Why can't babies under 12 months eat honey?
It is a well-known fact that honey is a natural sweetener and has numerous health benefits for adults. However, when it comes to babies, the situation is quite different. The primary reason why infants should not consume honey is the potential risk of botulism.
Botulism is a rare but serious illness caused by a bacterium called Clostridium botulinum. This bacterium can be present in honey, especially raw or unpasteurized honey. While adults and older children have a mature digestive system that can handle the bacteria, babies under 12 months are more vulnerable.
What is botulism and how does it affect babies?
Botulism is a type of food poisoning that can lead to muscle weakness, difficulty breathing, and even paralysis. In infants, the symptoms can be more severe due to their underdeveloped immune system and gut flora. The bacteria produce toxins that can attack the nervous system, causing serious health complications.

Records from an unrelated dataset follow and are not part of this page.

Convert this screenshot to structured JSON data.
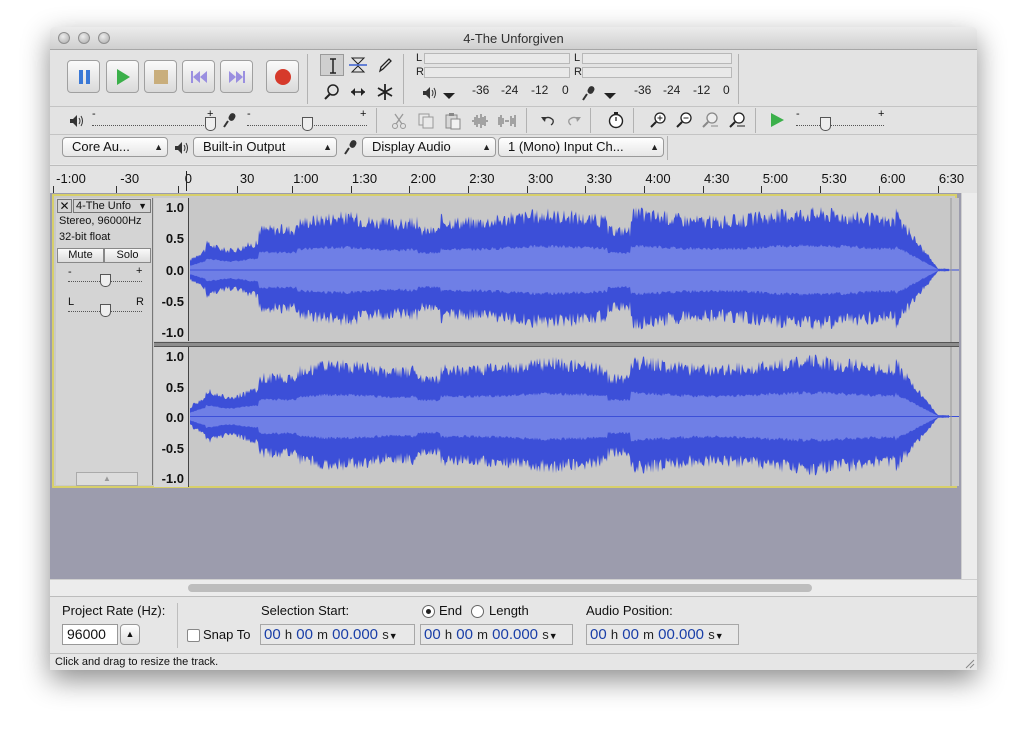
{
  "window": {
    "title": "4-The Unforgiven"
  },
  "transport": {
    "buttons": [
      "pause",
      "play",
      "stop",
      "skip-to-start",
      "skip-to-end",
      "record"
    ]
  },
  "meters": {
    "play_left": "L",
    "play_right": "R",
    "rec_left": "L",
    "rec_right": "R",
    "scale": [
      "-36",
      "-24",
      "-12",
      "0"
    ]
  },
  "mixer": {
    "output_volume_label": "-",
    "output_volume_plus": "+",
    "input_volume_minus": "-",
    "input_volume_plus": "+",
    "speed_minus": "-",
    "speed_plus": "+"
  },
  "device": {
    "host": "Core Au...",
    "output": "Built-in Output",
    "input": "Display Audio",
    "channels": "1 (Mono) Input Ch..."
  },
  "timeline": {
    "labels": [
      "-1:00",
      "-30",
      "0",
      "30",
      "1:00",
      "1:30",
      "2:00",
      "2:30",
      "3:00",
      "3:30",
      "4:00",
      "4:30",
      "5:00",
      "5:30",
      "6:00",
      "6:30"
    ]
  },
  "track": {
    "name": "4-The Unfo",
    "info_format": "Stereo, 96000Hz",
    "info_bits": "32-bit float",
    "mute": "Mute",
    "solo": "Solo",
    "gain_minus": "-",
    "gain_plus": "+",
    "pan_left": "L",
    "pan_right": "R",
    "amplitude_labels": [
      "1.0",
      "0.5",
      "0.0",
      "-0.5",
      "-1.0"
    ]
  },
  "selection_toolbar": {
    "project_rate_label": "Project Rate (Hz):",
    "project_rate_value": "96000",
    "snap_to_label": "Snap To",
    "selection_start_label": "Selection Start:",
    "end_label": "End",
    "length_label": "Length",
    "audio_position_label": "Audio Position:",
    "time_hours": "00",
    "time_h": "h",
    "time_minutes": "00",
    "time_m": "m",
    "time_seconds": "00.000",
    "time_s": "s"
  },
  "status": {
    "text": "Click and drag to resize the track."
  },
  "colors": {
    "waveform": "#3c4fd8",
    "waveform_rms": "#6f7fe6",
    "track_bg": "#c8c8c8",
    "selected_border": "#d7cf6a",
    "window_bg": "#e8e8e8"
  }
}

It is important to note that the risk of botulism from honey is extremely low, but the consequences can be severe. Even a small amount of contaminated honey can potentially harm a baby. Therefore, it is better to err on the side of caution and avoid giving honey to infants altogether.
When is it safe to introduce honey?
Most pediatricians and health organizations recommend waiting until after the first birthday to introduce honey to babies. By this age, their digestive system and immune system are more developed, reducing the risk of botulism. However, it is always a good idea to consult with your child's healthcare provider for personalized advice.
Alternative sweeteners for babies
While honey is off-limits for infants, there are safe and healthy alternatives to satisfy their sweet tooth. Fruits, such as mashed bananas or pureed apples, can be a great natural source of sweetness. Additionally, you can try small amounts of maple syrup or agave nectar as alternatives to honey.
When it comes to the health and well-being of our little ones, it is crucial to follow the guidelines provided by medical professionals. Babies under 12 months should not consume honey due to the potential risk of botulism. By waiting until after their first birthday, parents can ensure the safety of their child and introduce honey without worry. Remember, it's always better to be safe than sorry!
Click here to access an additional online resource Nemours Children's Health about infants and honey that the team at Nurtured Nest finds helpful from.